In the worst case, neighboring neurons can also degenerate. Depending on the location of the additionally affected neurons, one speaks of anterograde or retrograde transneural degeneration .


The original ability to precisely grow axons during the development of the nervous system is lost in the mature human brain. Neuroregeneration does not usually take place in the CNS. Dead neurons are replaced by glial cells (mostly astrocytes) and so-called glian scars develop .

Neuroregeneration in the PNS usually begins two to three days after the axon has been injured and depends largely on the type of injury to the neuron:

  • If the myelin sheaths are still intact (for example after being squeezed), the axon can grow back in them to their original destination at a rate of around 2-3 mm per day (complete functional regeneration).
  • If the severed ends are still close to each other, regrowth in the myelin sheaths is also possible, but then often to the wrong destination (difficult functional regeneration)
  • If the severed ends are far apart or if there is extensive damage, functional regeneration is in most cases not possible without surgical interventions and, even after this, in many cases only incomplete.

Demyelinating diseases

Demyelinating diseases (demyelinating diseases) cause the axons in the CNS to lose parts of their myelin sheath and thus parts of the myelin sheath are destroyed. This is e.g. This is the case, for example, with multiple sclerosis (MS), Baló's disease , acute disseminated encephalomyelitis (ADEM) or neuromyelitis optica (Devic's syndrome).

Web links

Commons : Axon  - collection of images, videos and audio files
Wiktionary: Axon  - explanations of meanings, word origins, synonyms, translations

Individual evidence

  1. axon. In: Lexicon of Neuroscience.
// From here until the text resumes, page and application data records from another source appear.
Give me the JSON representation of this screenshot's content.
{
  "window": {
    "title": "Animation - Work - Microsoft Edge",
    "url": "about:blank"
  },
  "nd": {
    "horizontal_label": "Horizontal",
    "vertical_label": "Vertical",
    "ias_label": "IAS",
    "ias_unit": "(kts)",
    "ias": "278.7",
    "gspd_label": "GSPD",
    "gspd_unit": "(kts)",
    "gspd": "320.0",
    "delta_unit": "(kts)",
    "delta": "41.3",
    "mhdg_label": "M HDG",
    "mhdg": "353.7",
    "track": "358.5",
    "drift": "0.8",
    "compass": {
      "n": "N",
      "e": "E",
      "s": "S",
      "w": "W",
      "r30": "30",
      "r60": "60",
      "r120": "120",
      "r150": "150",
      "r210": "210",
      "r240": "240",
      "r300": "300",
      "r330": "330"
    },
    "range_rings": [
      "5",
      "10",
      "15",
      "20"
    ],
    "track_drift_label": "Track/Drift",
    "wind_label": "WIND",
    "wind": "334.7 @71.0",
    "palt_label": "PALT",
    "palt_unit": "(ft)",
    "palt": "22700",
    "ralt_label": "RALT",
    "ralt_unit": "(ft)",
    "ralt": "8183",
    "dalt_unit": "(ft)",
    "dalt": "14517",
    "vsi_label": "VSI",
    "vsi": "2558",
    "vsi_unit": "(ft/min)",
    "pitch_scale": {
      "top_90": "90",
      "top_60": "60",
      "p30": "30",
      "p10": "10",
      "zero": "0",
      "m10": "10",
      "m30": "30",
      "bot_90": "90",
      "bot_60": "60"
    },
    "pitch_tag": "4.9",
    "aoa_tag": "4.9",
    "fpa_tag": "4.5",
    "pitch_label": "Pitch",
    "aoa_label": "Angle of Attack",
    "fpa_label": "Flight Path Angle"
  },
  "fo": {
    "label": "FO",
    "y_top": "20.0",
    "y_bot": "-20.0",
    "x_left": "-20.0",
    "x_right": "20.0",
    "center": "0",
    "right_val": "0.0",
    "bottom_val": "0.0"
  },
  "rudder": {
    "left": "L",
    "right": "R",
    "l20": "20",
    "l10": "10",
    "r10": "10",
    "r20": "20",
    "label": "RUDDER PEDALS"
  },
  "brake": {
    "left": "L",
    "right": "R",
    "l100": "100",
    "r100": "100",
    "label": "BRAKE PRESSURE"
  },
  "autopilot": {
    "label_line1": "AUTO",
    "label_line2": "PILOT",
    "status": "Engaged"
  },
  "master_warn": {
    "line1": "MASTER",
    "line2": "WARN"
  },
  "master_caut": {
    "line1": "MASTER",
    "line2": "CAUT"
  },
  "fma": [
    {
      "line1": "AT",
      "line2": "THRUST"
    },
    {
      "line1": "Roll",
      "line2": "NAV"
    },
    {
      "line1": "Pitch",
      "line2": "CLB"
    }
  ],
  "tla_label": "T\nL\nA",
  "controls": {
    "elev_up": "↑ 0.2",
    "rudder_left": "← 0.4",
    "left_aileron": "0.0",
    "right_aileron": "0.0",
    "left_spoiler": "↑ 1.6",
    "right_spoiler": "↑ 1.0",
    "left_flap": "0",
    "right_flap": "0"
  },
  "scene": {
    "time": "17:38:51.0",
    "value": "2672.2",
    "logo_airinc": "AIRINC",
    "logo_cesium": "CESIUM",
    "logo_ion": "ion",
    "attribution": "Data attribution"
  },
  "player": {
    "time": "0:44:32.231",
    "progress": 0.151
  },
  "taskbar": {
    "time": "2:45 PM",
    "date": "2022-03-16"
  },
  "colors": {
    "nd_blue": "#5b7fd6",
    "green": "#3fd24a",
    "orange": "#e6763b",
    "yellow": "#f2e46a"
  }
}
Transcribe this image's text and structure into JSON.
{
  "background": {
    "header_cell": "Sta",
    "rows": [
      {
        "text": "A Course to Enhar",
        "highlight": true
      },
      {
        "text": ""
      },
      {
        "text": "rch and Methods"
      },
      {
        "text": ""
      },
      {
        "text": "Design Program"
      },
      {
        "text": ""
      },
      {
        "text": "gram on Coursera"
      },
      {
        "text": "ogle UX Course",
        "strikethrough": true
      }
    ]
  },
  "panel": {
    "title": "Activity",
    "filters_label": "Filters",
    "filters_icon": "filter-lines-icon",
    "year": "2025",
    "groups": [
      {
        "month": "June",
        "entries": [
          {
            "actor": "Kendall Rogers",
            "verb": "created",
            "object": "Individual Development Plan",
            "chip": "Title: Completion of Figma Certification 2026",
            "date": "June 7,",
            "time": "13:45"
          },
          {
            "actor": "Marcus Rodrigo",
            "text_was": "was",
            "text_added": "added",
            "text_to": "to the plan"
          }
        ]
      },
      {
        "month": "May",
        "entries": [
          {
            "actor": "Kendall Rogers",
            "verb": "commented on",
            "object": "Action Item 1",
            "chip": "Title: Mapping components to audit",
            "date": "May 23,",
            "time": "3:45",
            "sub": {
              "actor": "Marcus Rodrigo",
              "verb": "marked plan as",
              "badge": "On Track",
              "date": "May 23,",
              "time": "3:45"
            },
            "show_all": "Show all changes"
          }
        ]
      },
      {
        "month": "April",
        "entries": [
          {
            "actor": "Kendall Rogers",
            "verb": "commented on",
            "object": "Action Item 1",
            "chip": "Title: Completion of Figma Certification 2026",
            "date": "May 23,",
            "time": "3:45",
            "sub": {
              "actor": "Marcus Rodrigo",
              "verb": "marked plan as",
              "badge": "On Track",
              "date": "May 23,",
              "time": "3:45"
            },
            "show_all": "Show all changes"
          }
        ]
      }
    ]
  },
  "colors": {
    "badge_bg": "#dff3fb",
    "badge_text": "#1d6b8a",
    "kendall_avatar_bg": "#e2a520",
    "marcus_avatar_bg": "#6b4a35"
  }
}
Retrieved November 27, 2015 . - Designations at .
  2. a b c Clemens Cherry: Biopsychologie from A to Z . Springer textbook, ISBN 3540396039 , p. 30/31 Lemma "Axon (afferent / efferent)".
  3. ^ A b c Luiz Carlos Junqueira (author), José Carneiro (author), Manfred Gratzl (editor): Histology: New Approval Regulations . Springer, Berlin; Edition: 6th, newly translated. revised A. (September 15, 2004). ISBN 354021965X , page 112/113.
  4. ^ Theodor H. Schiebler, Horst-W. Korf: Anatomy: histology, history of development, macroscopic and microscopic anatomy, topography . Steinkopff; Edition: 10th, completely revised. Edition (September 21, 2007), ISBN 3798517703 , page 72.
  5. ^ Aldo Faisal et al .: Ion-Channel Noise Places Limits on the Miniaturization of the Brain's Wiring . In: CurrentBiology , Volume 15, Issue 12, June 2005, p. 1147 .
  6. Renate Lüllmann-Rauch: Pocket textbook histology. 3. Edition. Thieme Verlag, 2009, ISBN 978-3-13-129243-8 , p. 191.
  7. Clemens Cherry: Biopsychologie from A to Z . Springer textbook, ISBN 3540396039 , p. 49 Lemma "Chemoaffinity hypothesis".
  8. Otto Deiters (Max Schultze (ed.)): Studies of brain and spinal cord of humans and mammals , Vieweg, Braunschweig 1865, page 2 .
  9. ^ A b John PJ Pinel, Paul Pauli: Biopsychology , PEARSON STUDIUM; Edition: 6th, updated. Edition (May 29, 2007), p. 327.